• [What needs to be done]: Could you retype the records below exactly as they appear, skipping any pictures?

• [Record excerpts]:
===
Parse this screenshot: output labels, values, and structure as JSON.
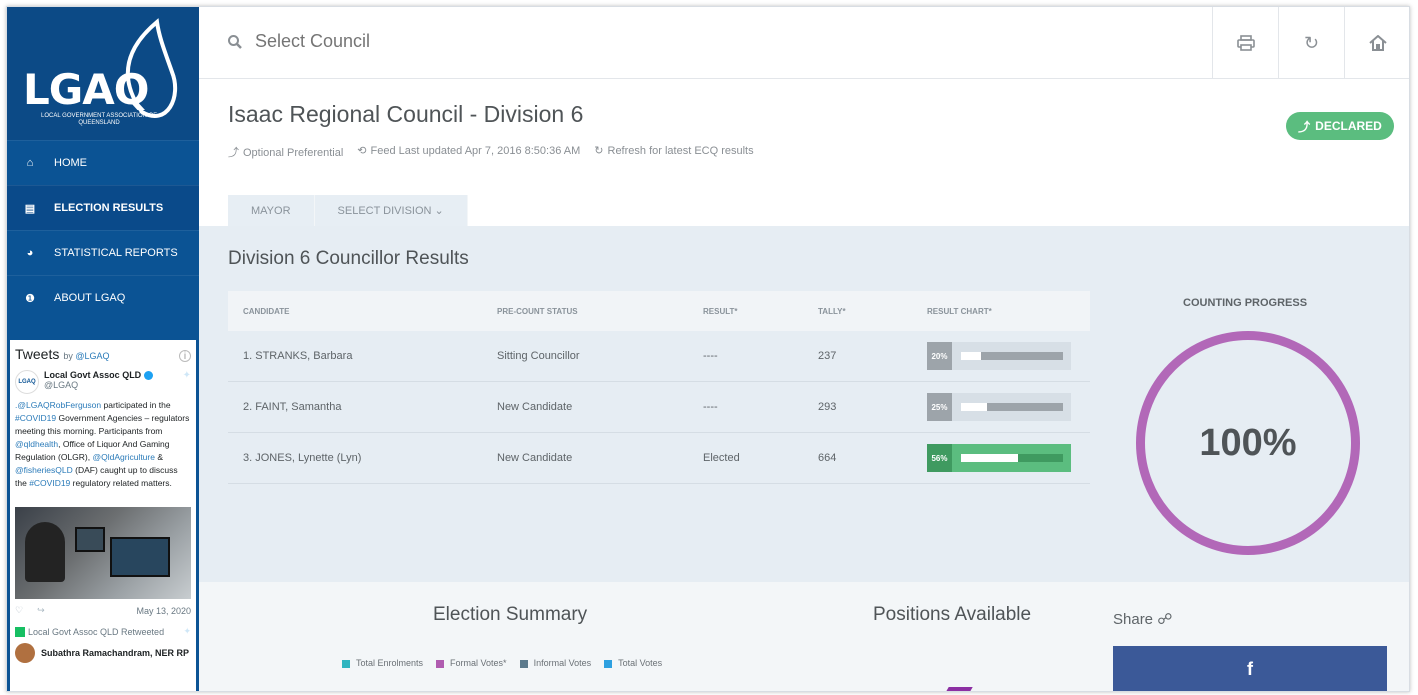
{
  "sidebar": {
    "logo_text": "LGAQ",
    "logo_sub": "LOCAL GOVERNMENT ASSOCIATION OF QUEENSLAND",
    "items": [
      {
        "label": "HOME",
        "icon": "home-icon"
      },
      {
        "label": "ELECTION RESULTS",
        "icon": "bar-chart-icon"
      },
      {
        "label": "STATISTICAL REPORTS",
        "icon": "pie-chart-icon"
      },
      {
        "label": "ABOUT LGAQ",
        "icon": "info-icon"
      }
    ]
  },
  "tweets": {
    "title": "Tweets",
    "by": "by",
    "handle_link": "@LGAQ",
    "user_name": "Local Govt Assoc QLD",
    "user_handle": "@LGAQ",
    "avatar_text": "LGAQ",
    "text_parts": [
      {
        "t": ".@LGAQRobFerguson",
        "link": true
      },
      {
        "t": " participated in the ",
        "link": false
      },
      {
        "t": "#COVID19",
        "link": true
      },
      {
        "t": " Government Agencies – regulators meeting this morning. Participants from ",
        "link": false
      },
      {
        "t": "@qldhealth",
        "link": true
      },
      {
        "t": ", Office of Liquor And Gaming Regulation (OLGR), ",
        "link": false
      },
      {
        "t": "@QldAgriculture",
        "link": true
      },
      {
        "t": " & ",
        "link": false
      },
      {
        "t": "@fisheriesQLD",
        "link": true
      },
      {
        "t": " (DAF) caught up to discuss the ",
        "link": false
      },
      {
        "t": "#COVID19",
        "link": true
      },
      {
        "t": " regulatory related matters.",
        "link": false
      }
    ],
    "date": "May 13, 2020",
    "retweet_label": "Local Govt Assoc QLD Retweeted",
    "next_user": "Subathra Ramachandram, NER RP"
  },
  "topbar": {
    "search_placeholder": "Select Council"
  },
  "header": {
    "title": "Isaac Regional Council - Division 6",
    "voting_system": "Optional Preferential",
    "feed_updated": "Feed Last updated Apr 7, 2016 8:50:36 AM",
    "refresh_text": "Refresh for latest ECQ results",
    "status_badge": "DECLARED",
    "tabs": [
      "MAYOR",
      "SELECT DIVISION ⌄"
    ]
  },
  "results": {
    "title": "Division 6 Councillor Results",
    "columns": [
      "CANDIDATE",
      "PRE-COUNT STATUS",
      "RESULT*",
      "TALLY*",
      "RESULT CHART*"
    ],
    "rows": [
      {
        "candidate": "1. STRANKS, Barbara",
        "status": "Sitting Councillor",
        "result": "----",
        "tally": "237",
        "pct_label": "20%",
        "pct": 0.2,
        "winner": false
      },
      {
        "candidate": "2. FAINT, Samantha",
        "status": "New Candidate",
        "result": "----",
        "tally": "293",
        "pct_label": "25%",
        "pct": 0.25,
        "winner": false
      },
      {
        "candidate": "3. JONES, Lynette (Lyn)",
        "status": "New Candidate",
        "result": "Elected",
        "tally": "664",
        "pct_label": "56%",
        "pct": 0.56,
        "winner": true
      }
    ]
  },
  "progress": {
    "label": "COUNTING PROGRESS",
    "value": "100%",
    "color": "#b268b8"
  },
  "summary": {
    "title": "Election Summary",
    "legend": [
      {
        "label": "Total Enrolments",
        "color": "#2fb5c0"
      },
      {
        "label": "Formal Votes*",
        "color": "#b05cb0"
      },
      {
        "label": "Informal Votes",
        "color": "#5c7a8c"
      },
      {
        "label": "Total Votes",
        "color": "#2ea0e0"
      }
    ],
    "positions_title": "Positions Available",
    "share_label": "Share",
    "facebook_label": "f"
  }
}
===
• [Final answer]:
Parse this screenshot: output labels, values, and structure as JSON.
{
  "sidebar": {
    "logo_text": "LGAQ",
    "logo_sub": "LOCAL GOVERNMENT ASSOCIATION OF QUEENSLAND",
    "items": [
      {
        "label": "HOME",
        "icon": "home-icon"
      },
      {
        "label": "ELECTION RESULTS",
        "icon": "bar-chart-icon"
      },
      {
        "label": "STATISTICAL REPORTS",
        "icon": "pie-chart-icon"
      },
      {
        "label": "ABOUT LGAQ",
        "icon": "info-icon"
      }
    ]
  },
  "tweets": {
    "title": "Tweets",
    "by": "by",
    "handle_link": "@LGAQ",
    "user_name": "Local Govt Assoc QLD",
    "user_handle": "@LGAQ",
    "avatar_text": "LGAQ",
    "text_parts": [
      {
        "t": ".@LGAQRobFerguson",
        "link": true
      },
      {
        "t": " participated in the ",
        "link": false
      },
      {
        "t": "#COVID19",
        "link": true
      },
      {
        "t": " Government Agencies – regulators meeting this morning. Participants from ",
        "link": false
      },
      {
        "t": "@qldhealth",
        "link": true
      },
      {
        "t": ", Office of Liquor And Gaming Regulation (OLGR), ",
        "link": false
      },
      {
        "t": "@QldAgriculture",
        "link": true
      },
      {
        "t": " & ",
        "link": false
      },
      {
        "t": "@fisheriesQLD",
        "link": true
      },
      {
        "t": " (DAF) caught up to discuss the ",
        "link": false
      },
      {
        "t": "#COVID19",
        "link": true
      },
      {
        "t": " regulatory related matters.",
        "link": false
      }
    ],
    "date": "May 13, 2020",
    "retweet_label": "Local Govt Assoc QLD Retweeted",
    "next_user": "Subathra Ramachandram, NER RP"
  },
  "topbar": {
    "search_placeholder": "Select Council"
  },
  "header": {
    "title": "Isaac Regional Council - Division 6",
    "voting_system": "Optional Preferential",
    "feed_updated": "Feed Last updated Apr 7, 2016 8:50:36 AM",
    "refresh_text": "Refresh for latest ECQ results",
    "status_badge": "DECLARED",
    "tabs": [
      "MAYOR",
      "SELECT DIVISION ⌄"
    ]
  },
  "results": {
    "title": "Division 6 Councillor Results",
    "columns": [
      "CANDIDATE",
      "PRE-COUNT STATUS",
      "RESULT*",
      "TALLY*",
      "RESULT CHART*"
    ],
    "rows": [
      {
        "candidate": "1. STRANKS, Barbara",
        "status": "Sitting Councillor",
        "result": "----",
        "tally": "237",
        "pct_label": "20%",
        "pct": 0.2,
        "winner": false
      },
      {
        "candidate": "2. FAINT, Samantha",
        "status": "New Candidate",
        "result": "----",
        "tally": "293",
        "pct_label": "25%",
        "pct": 0.25,
        "winner": false
      },
      {
        "candidate": "3. JONES, Lynette (Lyn)",
        "status": "New Candidate",
        "result": "Elected",
        "tally": "664",
        "pct_label": "56%",
        "pct": 0.56,
        "winner": true
      }
    ]
  },
  "progress": {
    "label": "COUNTING PROGRESS",
    "value": "100%",
    "color": "#b268b8"
  },
  "summary": {
    "title": "Election Summary",
    "legend": [
      {
        "label": "Total Enrolments",
        "color": "#2fb5c0"
      },
      {
        "label": "Formal Votes*",
        "color": "#b05cb0"
      },
      {
        "label": "Informal Votes",
        "color": "#5c7a8c"
      },
      {
        "label": "Total Votes",
        "color": "#2ea0e0"
      }
    ],
    "positions_title": "Positions Available",
    "share_label": "Share",
    "facebook_label": "f"
  }
}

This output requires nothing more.